■ TASK PROMPT
State the number of lines with "Задачи" in the listing, leaving out everything else.
START AVAILABLE RECORDS
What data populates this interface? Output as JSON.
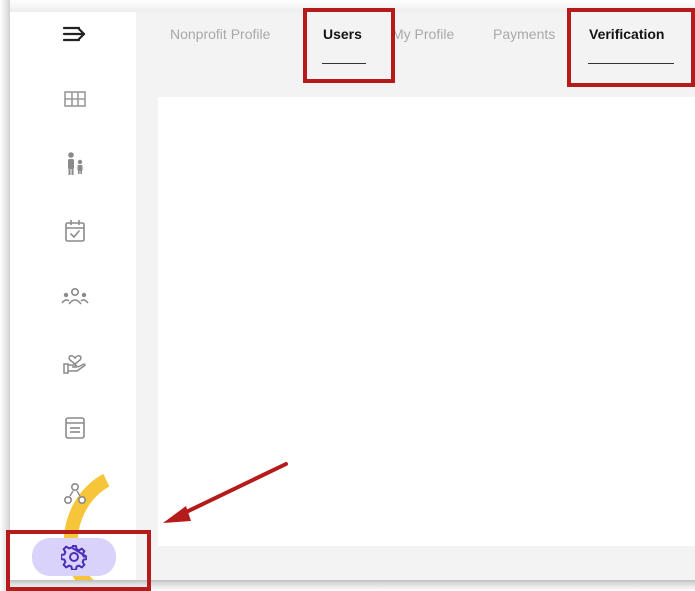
{
  "tabs": [
    {
      "label": "Nonprofit Profile",
      "active": false
    },
    {
      "label": "Users",
      "active": true
    },
    {
      "label": "My Profile",
      "active": false
    },
    {
      "label": "Payments",
      "active": false
    },
    {
      "label": "Verification",
      "active": true
    }
  ],
  "sidebar": {
    "items": [
      {
        "icon": "collapse-menu-icon"
      },
      {
        "icon": "dashboard-grid-icon"
      },
      {
        "icon": "people-icon"
      },
      {
        "icon": "calendar-check-icon"
      },
      {
        "icon": "group-icon"
      },
      {
        "icon": "hand-heart-icon"
      },
      {
        "icon": "document-list-icon"
      },
      {
        "icon": "network-nodes-icon"
      },
      {
        "icon": "settings-gear-icon",
        "active": true
      }
    ]
  },
  "annotation": {
    "highlight_color": "#b51b1b",
    "arrow_color": "#b51b1b"
  },
  "colors": {
    "active_nav_bg": "#d9d3fb",
    "icon_color": "#9a9a9a",
    "active_icon_color": "#5a3fc0",
    "decor_ring": "#f7c230"
  }
}
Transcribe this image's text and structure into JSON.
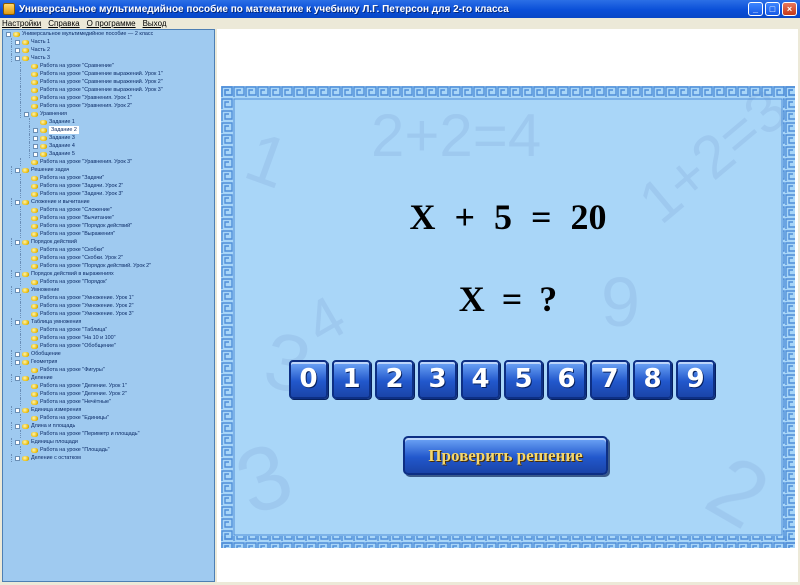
{
  "window": {
    "title": "Универсальное мультимедийное пособие по математике к учебнику Л.Г. Петерсон для 2-го класса",
    "buttons": {
      "minimize": "_",
      "maximize": "□",
      "close": "×"
    }
  },
  "menu": [
    "Настройки",
    "Справка",
    "О программе",
    "Выход"
  ],
  "tree": [
    {
      "label": "Универсальное мультимедийное пособие — 2 класс",
      "indent": 0,
      "expander": true,
      "icon": true
    },
    {
      "label": "Часть 1",
      "indent": 1,
      "expander": true,
      "icon": true
    },
    {
      "label": "Часть 2",
      "indent": 1,
      "expander": true,
      "icon": true
    },
    {
      "label": "Часть 3",
      "indent": 1,
      "expander": true,
      "icon": true
    },
    {
      "label": "Работа на уроке \"Сравнение\"",
      "indent": 2,
      "expander": false,
      "icon": true
    },
    {
      "label": "Работа на уроке \"Сравнение выражений. Урок 1\"",
      "indent": 2,
      "expander": false,
      "icon": true
    },
    {
      "label": "Работа на уроке \"Сравнение выражений. Урок 2\"",
      "indent": 2,
      "expander": false,
      "icon": true
    },
    {
      "label": "Работа на уроке \"Сравнение выражений. Урок 3\"",
      "indent": 2,
      "expander": false,
      "icon": true
    },
    {
      "label": "Работа на уроке \"Уравнения. Урок 1\"",
      "indent": 2,
      "expander": false,
      "icon": true
    },
    {
      "label": "Работа на уроке \"Уравнения. Урок 2\"",
      "indent": 2,
      "expander": false,
      "icon": true
    },
    {
      "label": "Уравнения",
      "indent": 2,
      "expander": true,
      "icon": true
    },
    {
      "label": "Задание 1",
      "indent": 3,
      "expander": false,
      "icon": true
    },
    {
      "label": "Задание 2",
      "indent": 3,
      "expander": true,
      "icon": true,
      "selected": true
    },
    {
      "label": "Задание 3",
      "indent": 3,
      "expander": true,
      "icon": true
    },
    {
      "label": "Задание 4",
      "indent": 3,
      "expander": true,
      "icon": true
    },
    {
      "label": "Задание 5",
      "indent": 3,
      "expander": true,
      "icon": true
    },
    {
      "label": "Работа на уроке \"Уравнения. Урок 3\"",
      "indent": 2,
      "expander": false,
      "icon": true
    },
    {
      "label": "Решение задач",
      "indent": 1,
      "expander": true,
      "icon": true
    },
    {
      "label": "Работа на уроке \"Задачи\"",
      "indent": 2,
      "expander": false,
      "icon": true
    },
    {
      "label": "Работа на уроке \"Задачи. Урок 2\"",
      "indent": 2,
      "expander": false,
      "icon": true
    },
    {
      "label": "Работа на уроке \"Задачи. Урок 3\"",
      "indent": 2,
      "expander": false,
      "icon": true
    },
    {
      "label": "Сложение и вычитание",
      "indent": 1,
      "expander": true,
      "icon": true
    },
    {
      "label": "Работа на уроке \"Сложение\"",
      "indent": 2,
      "expander": false,
      "icon": true
    },
    {
      "label": "Работа на уроке \"Вычитание\"",
      "indent": 2,
      "expander": false,
      "icon": true
    },
    {
      "label": "Работа на уроке \"Порядок действий\"",
      "indent": 2,
      "expander": false,
      "icon": true
    },
    {
      "label": "Работа на уроке \"Выражения\"",
      "indent": 2,
      "expander": false,
      "icon": true
    },
    {
      "label": "Порядок действий",
      "indent": 1,
      "expander": true,
      "icon": true
    },
    {
      "label": "Работа на уроке \"Скобки\"",
      "indent": 2,
      "expander": false,
      "icon": true
    },
    {
      "label": "Работа на уроке \"Скобки. Урок 2\"",
      "indent": 2,
      "expander": false,
      "icon": true
    },
    {
      "label": "Работа на уроке \"Порядок действий. Урок 2\"",
      "indent": 2,
      "expander": false,
      "icon": true
    },
    {
      "label": "Порядок действий в выражениях",
      "indent": 1,
      "expander": true,
      "icon": true
    },
    {
      "label": "Работа на уроке \"Порядок\"",
      "indent": 2,
      "expander": false,
      "icon": true
    },
    {
      "label": "Умножение",
      "indent": 1,
      "expander": true,
      "icon": true
    },
    {
      "label": "Работа на уроке \"Умножение. Урок 1\"",
      "indent": 2,
      "expander": false,
      "icon": true
    },
    {
      "label": "Работа на уроке \"Умножение. Урок 2\"",
      "indent": 2,
      "expander": false,
      "icon": true
    },
    {
      "label": "Работа на уроке \"Умножение. Урок 3\"",
      "indent": 2,
      "expander": false,
      "icon": true
    },
    {
      "label": "Таблица умножения",
      "indent": 1,
      "expander": true,
      "icon": true
    },
    {
      "label": "Работа на уроке \"Таблица\"",
      "indent": 2,
      "expander": false,
      "icon": true
    },
    {
      "label": "Работа на уроке \"На 10 и 100\"",
      "indent": 2,
      "expander": false,
      "icon": true
    },
    {
      "label": "Работа на уроке \"Обобщение\"",
      "indent": 2,
      "expander": false,
      "icon": true
    },
    {
      "label": "Обобщение",
      "indent": 1,
      "expander": true,
      "icon": true
    },
    {
      "label": "Геометрия",
      "indent": 1,
      "expander": true,
      "icon": true
    },
    {
      "label": "Работа на уроке \"Фигуры\"",
      "indent": 2,
      "expander": false,
      "icon": true
    },
    {
      "label": "Деление",
      "indent": 1,
      "expander": true,
      "icon": true
    },
    {
      "label": "Работа на уроке \"Деление. Урок 1\"",
      "indent": 2,
      "expander": false,
      "icon": true
    },
    {
      "label": "Работа на уроке \"Деление. Урок 2\"",
      "indent": 2,
      "expander": false,
      "icon": true
    },
    {
      "label": "Работа на уроке \"Нечётные\"",
      "indent": 2,
      "expander": false,
      "icon": true
    },
    {
      "label": "Единица измерения",
      "indent": 1,
      "expander": true,
      "icon": true
    },
    {
      "label": "Работа на уроке \"Единицы\"",
      "indent": 2,
      "expander": false,
      "icon": true
    },
    {
      "label": "Длина и площадь",
      "indent": 1,
      "expander": true,
      "icon": true
    },
    {
      "label": "Работа на уроке \"Периметр и площадь\"",
      "indent": 2,
      "expander": false,
      "icon": true
    },
    {
      "label": "Единицы площади",
      "indent": 1,
      "expander": true,
      "icon": true
    },
    {
      "label": "Работа на уроке \"Площадь\"",
      "indent": 2,
      "expander": false,
      "icon": true
    },
    {
      "label": "Деление с остатком",
      "indent": 1,
      "expander": true,
      "icon": true
    }
  ],
  "exercise": {
    "equation": "X + 5 = 20",
    "question": "X = ?",
    "digits": [
      "0",
      "1",
      "2",
      "3",
      "4",
      "5",
      "6",
      "7",
      "8",
      "9"
    ],
    "check_button": "Проверить решение"
  },
  "colors": {
    "board_bg": "#a9d6f8",
    "tree_bg": "#9fcaf0",
    "button_blue": "#2258cc",
    "button_text": "#f5d76a"
  }
}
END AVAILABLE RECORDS
■ TASK ANSWER
3